If you decide to exercise outdoors or want to stay inside.

Monday, February 10, 2014

Kudos to CVS

Much appreciation to the CVS Pharmacy chain: the announcement that they will stop selling tobacco products is an important step in health promotion. I would like them to continue the good work and stop selling soft drinks, chips, and other items that are contributing to the obesity crisis in America.

Look at photographs taken in the 1940's and 1950's - people were slender. Those were the days that pharmacies sold medicine, bandages and beauty products. It wouldn't be so terrible if both pharmacies and people took a step backward.

Monday, February 3, 2014


Osteoporosis is a common problem that results in thin weak bones that break easily.
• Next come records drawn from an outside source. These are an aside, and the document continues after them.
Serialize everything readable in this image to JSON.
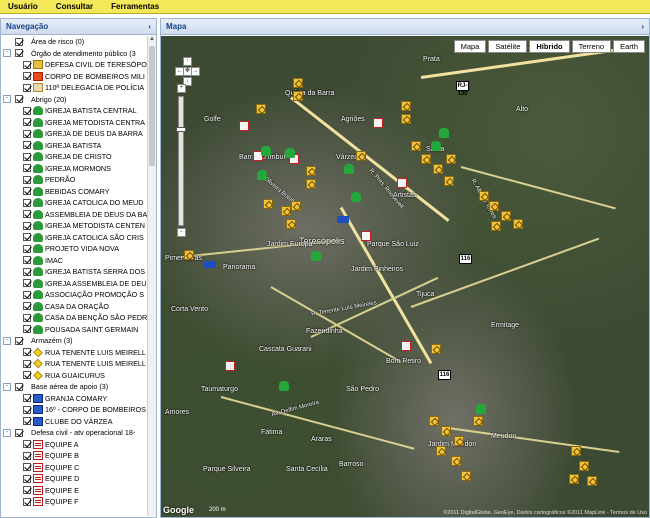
{
  "menu": {
    "items": [
      "Usuário",
      "Consultar",
      "Ferramentas"
    ]
  },
  "left_panel": {
    "title": "Navegação",
    "collapse_glyph": "‹",
    "tree": [
      {
        "level": 0,
        "expand": "",
        "checked": true,
        "icon": "blank",
        "label": "Área de risco (0)"
      },
      {
        "level": 0,
        "expand": "-",
        "checked": true,
        "icon": "blank",
        "label": "Órgão de atendimento público (3"
      },
      {
        "level": 1,
        "expand": "",
        "checked": true,
        "icon": "shield",
        "label": "DEFESA CIVIL DE TERESÓPOL"
      },
      {
        "level": 1,
        "expand": "",
        "checked": true,
        "icon": "fire",
        "label": "CORPO DE BOMBEIROS MILI"
      },
      {
        "level": 1,
        "expand": "",
        "checked": true,
        "icon": "police",
        "label": "110ª DELEGACIA DE POLÍCIA"
      },
      {
        "level": 0,
        "expand": "-",
        "checked": true,
        "icon": "blank",
        "label": "Abrigo (20)"
      },
      {
        "level": 1,
        "expand": "",
        "checked": true,
        "icon": "green",
        "label": "IGREJA BATISTA CENTRAL"
      },
      {
        "level": 1,
        "expand": "",
        "checked": true,
        "icon": "green",
        "label": "IGREJA METODISTA CENTRA"
      },
      {
        "level": 1,
        "expand": "",
        "checked": true,
        "icon": "green",
        "label": "IGREJA DE DEUS DA BARRA"
      },
      {
        "level": 1,
        "expand": "",
        "checked": true,
        "icon": "green",
        "label": "IGREJA BATISTA"
      },
      {
        "level": 1,
        "expand": "",
        "checked": true,
        "icon": "green",
        "label": "IGREJA DE CRISTO"
      },
      {
        "level": 1,
        "expand": "",
        "checked": true,
        "icon": "green",
        "label": "IGREJA MORMONS"
      },
      {
        "level": 1,
        "expand": "",
        "checked": true,
        "icon": "green",
        "label": "PEDRÃO"
      },
      {
        "level": 1,
        "expand": "",
        "checked": true,
        "icon": "green",
        "label": "BEBIDAS COMARY"
      },
      {
        "level": 1,
        "expand": "",
        "checked": true,
        "icon": "green",
        "label": "IGREJA CATOLICA DO MEUD"
      },
      {
        "level": 1,
        "expand": "",
        "checked": true,
        "icon": "green",
        "label": "ASSEMBLEIA DE DEUS DA BA"
      },
      {
        "level": 1,
        "expand": "",
        "checked": true,
        "icon": "green",
        "label": "IGREJA METODISTA CENTEN"
      },
      {
        "level": 1,
        "expand": "",
        "checked": true,
        "icon": "green",
        "label": "IGREJA CATOLICA SÃO CRIS"
      },
      {
        "level": 1,
        "expand": "",
        "checked": true,
        "icon": "green",
        "label": "PROJETO VIDA NOVA"
      },
      {
        "level": 1,
        "expand": "",
        "checked": true,
        "icon": "green",
        "label": "IMAC"
      },
      {
        "level": 1,
        "expand": "",
        "checked": true,
        "icon": "green",
        "label": "IGREJA BATISTA SERRA DOS"
      },
      {
        "level": 1,
        "expand": "",
        "checked": true,
        "icon": "green",
        "label": "IGREJA ASSEMBLEIA DE DEU"
      },
      {
        "level": 1,
        "expand": "",
        "checked": true,
        "icon": "green",
        "label": "ASSOCIAÇÃO PROMOÇÃO S"
      },
      {
        "level": 1,
        "expand": "",
        "checked": true,
        "icon": "green",
        "label": "CASA DA ORAÇÃO"
      },
      {
        "level": 1,
        "expand": "",
        "checked": true,
        "icon": "green",
        "label": "CASA DA BENÇÃO SÃO PEDR"
      },
      {
        "level": 1,
        "expand": "",
        "checked": true,
        "icon": "green",
        "label": "POUSADA SAINT GERMAIN"
      },
      {
        "level": 0,
        "expand": "-",
        "checked": true,
        "icon": "blank",
        "label": "Armazém (3)"
      },
      {
        "level": 1,
        "expand": "",
        "checked": true,
        "icon": "warn",
        "label": "RUA TENENTE LUIS MEIRELL"
      },
      {
        "level": 1,
        "expand": "",
        "checked": true,
        "icon": "warn",
        "label": "RUA TENENTE LUIS MEIRELL"
      },
      {
        "level": 1,
        "expand": "",
        "checked": true,
        "icon": "warn",
        "label": "RUA GUAICURUS"
      },
      {
        "level": 0,
        "expand": "-",
        "checked": true,
        "icon": "blank",
        "label": "Base aérea de apoio (3)"
      },
      {
        "level": 1,
        "expand": "",
        "checked": true,
        "icon": "plane",
        "label": "GRANJA COMARY"
      },
      {
        "level": 1,
        "expand": "",
        "checked": true,
        "icon": "plane",
        "label": "16º - CORPO DE BOMBEIROS"
      },
      {
        "level": 1,
        "expand": "",
        "checked": true,
        "icon": "plane",
        "label": "CLUBE DO VÁRZEA"
      },
      {
        "level": 0,
        "expand": "-",
        "checked": true,
        "icon": "blank",
        "label": "Defesa civil - atv operacional 18-"
      },
      {
        "level": 1,
        "expand": "",
        "checked": true,
        "icon": "doc",
        "label": "EQUIPE A"
      },
      {
        "level": 1,
        "expand": "",
        "checked": true,
        "icon": "doc",
        "label": "EQUIPE B"
      },
      {
        "level": 1,
        "expand": "",
        "checked": true,
        "icon": "doc",
        "label": "EQUIPE C"
      },
      {
        "level": 1,
        "expand": "",
        "checked": true,
        "icon": "doc",
        "label": "EQUIPE D"
      },
      {
        "level": 1,
        "expand": "",
        "checked": true,
        "icon": "doc",
        "label": "EQUIPE E"
      },
      {
        "level": 1,
        "expand": "",
        "checked": true,
        "icon": "doc",
        "label": "EQUIPE F"
      }
    ]
  },
  "right_panel": {
    "title": "Mapa",
    "expand_glyph": "›",
    "map_types": [
      {
        "label": "Mapa",
        "active": false
      },
      {
        "label": "Satélite",
        "active": false
      },
      {
        "label": "Híbrido",
        "active": true
      },
      {
        "label": "Terreno",
        "active": false
      },
      {
        "label": "Earth",
        "active": false
      }
    ],
    "nav": {
      "up": "↑",
      "down": "↓",
      "left": "←",
      "right": "→",
      "center": "✥",
      "zoom_in": "+",
      "zoom_out": "−"
    },
    "place_labels": [
      "Golfe",
      "Quinta da Barra",
      "Barra do Imbuí",
      "Várzea",
      "Artistas",
      "Santa",
      "Teresópolis",
      "Parque São Luiz",
      "Jardim Europa",
      "Panorama",
      "Pimenteiras",
      "Jardim Pinheiros",
      "Tijuca",
      "Corta Vento",
      "Fazendinha",
      "Ermitage",
      "Cascata Guarani",
      "Bom Retiro",
      "Taumaturgo",
      "Amores",
      "Fátima",
      "Araras",
      "São Pedro",
      "Meudon",
      "Jardim Meudon",
      "Barroso",
      "Santa Cecília",
      "Prata",
      "Alto",
      "Agriões",
      "Parque Silveira"
    ],
    "road_labels": [
      "RJ-130",
      "116",
      "116"
    ],
    "street_labels": [
      "R. Tenente Luís Meireles",
      "Av. Oliveira Botelho",
      "R. Pres. Roosevelt",
      "Av. Delfim Moreira",
      "R. Alberto Torres"
    ],
    "logo": "Google",
    "scale_text": "200 m",
    "copyright": "©2011 DigitalGlobe, GeoEye, Dados cartográficos ©2011 MapLink - Termos de Uso"
  }
}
A hip fracture is a sudden event that can have life-changing consequences but not all bone fractures are as dramatic. Small fracture in the spine bones (vertebrae) can result in loss of height, a stooped posture and impaired breathing and digestion due to loss of volume in the chest and abdominal cavities. Both men and women should be concerned about bone health

Osteoporosis prevention starts in the teen years. Key factors are good eating habits, regular exercise and never smoking. The optimal diet to build good bones includes adequate calories and protein and optimal amounts of calcium and vitamin D. The main dietary sources of calcium include milk and other dairy products, such as cottage cheese, yogurt, or hard cheese, and green vegetables, such as kale and broccoli. A rough method of estimating dietary calcium intake is to multiply the number of dairy servings consumed each day by 300 mg. One serving is 8 oz of milk (236 mL) or yogurt (224 g), 1 oz (28 g) of hard cheese, or 16 oz (448 g) of cottage cheese. It’s unclear how much vitamin D a young person should take, but most guidelines recommend 600 IU daily.

Non-drug therapy underlies all osteoporosis prevention and therapy: adequate calcium and vitamin D, exercise, fall prevention, not smoking and limiting caffeine and alcohol intake. Medication may be needed. People with the highest risk of fracture are those most likely to benefit from drug therapy. The decision to add medication needs to be a shared patient-physician since the substantial benefits are associated with substantial risks

The National Osteoporosis Foundation has patient-friendly tips as well as links to new research and recommendations.